[Dataset rows describing interfaces]
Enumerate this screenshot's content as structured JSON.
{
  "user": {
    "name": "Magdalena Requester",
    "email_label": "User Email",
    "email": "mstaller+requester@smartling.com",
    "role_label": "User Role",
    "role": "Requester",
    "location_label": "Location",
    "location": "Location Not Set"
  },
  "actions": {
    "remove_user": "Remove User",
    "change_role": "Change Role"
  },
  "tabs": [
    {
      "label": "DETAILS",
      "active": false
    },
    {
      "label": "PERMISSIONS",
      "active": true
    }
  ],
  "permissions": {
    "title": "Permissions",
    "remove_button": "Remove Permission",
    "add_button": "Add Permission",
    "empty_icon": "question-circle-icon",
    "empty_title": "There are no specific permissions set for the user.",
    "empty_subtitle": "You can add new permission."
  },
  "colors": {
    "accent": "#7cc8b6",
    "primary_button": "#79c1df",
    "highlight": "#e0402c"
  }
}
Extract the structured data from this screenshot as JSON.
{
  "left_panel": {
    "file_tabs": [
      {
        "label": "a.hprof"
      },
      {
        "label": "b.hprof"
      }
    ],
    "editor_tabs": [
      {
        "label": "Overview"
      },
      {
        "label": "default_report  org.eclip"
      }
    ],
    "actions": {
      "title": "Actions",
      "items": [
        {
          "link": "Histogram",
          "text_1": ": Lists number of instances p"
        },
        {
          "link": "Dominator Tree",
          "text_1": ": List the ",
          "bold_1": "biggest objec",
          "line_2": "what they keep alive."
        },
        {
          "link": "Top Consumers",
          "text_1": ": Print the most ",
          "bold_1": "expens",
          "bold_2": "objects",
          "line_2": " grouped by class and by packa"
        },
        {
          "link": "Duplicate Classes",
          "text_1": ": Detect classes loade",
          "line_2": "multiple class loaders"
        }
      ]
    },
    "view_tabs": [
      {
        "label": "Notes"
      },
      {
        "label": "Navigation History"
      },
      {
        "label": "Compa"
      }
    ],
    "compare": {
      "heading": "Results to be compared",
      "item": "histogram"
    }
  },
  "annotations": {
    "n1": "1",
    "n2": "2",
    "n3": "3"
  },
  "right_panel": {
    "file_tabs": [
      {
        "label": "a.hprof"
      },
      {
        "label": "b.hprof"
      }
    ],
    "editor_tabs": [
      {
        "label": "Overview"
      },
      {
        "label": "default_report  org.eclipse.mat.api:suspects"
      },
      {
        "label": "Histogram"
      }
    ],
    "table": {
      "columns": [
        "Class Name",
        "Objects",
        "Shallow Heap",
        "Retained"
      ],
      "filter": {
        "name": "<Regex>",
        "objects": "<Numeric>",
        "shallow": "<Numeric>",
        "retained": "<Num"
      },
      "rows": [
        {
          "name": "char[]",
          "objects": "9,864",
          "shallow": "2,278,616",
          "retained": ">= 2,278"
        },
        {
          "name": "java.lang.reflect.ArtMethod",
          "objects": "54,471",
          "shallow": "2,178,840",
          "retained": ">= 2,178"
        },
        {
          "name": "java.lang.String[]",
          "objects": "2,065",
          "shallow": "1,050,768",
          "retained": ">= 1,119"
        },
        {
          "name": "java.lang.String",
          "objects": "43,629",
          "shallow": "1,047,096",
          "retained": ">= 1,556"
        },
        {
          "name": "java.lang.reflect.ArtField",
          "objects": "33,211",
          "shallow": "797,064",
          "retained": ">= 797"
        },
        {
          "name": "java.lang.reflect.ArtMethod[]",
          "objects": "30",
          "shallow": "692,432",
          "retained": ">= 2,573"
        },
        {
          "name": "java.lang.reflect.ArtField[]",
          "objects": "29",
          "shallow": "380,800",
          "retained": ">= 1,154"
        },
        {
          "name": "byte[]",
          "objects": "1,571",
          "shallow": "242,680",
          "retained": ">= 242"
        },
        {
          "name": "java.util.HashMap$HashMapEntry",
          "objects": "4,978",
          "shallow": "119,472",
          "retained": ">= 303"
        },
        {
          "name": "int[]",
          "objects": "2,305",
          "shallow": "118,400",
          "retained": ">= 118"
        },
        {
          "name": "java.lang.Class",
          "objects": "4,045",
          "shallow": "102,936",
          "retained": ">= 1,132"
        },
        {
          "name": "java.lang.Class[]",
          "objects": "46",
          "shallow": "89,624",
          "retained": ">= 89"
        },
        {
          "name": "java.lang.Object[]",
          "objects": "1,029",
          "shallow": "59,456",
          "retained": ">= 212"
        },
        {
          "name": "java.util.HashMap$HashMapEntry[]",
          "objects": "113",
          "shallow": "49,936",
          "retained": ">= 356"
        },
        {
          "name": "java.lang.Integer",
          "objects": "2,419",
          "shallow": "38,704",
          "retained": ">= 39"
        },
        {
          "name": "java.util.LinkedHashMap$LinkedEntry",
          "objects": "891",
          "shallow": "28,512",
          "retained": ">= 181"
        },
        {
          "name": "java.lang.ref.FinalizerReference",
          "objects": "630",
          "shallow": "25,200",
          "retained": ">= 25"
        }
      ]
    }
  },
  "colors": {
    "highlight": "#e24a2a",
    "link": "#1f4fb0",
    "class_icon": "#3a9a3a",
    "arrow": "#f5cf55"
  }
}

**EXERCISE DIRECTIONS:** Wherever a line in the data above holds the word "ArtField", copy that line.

**ANSWER AREA:**
          "name": "java.lang.reflect.ArtField",
          "name": "java.lang.reflect.ArtField[]",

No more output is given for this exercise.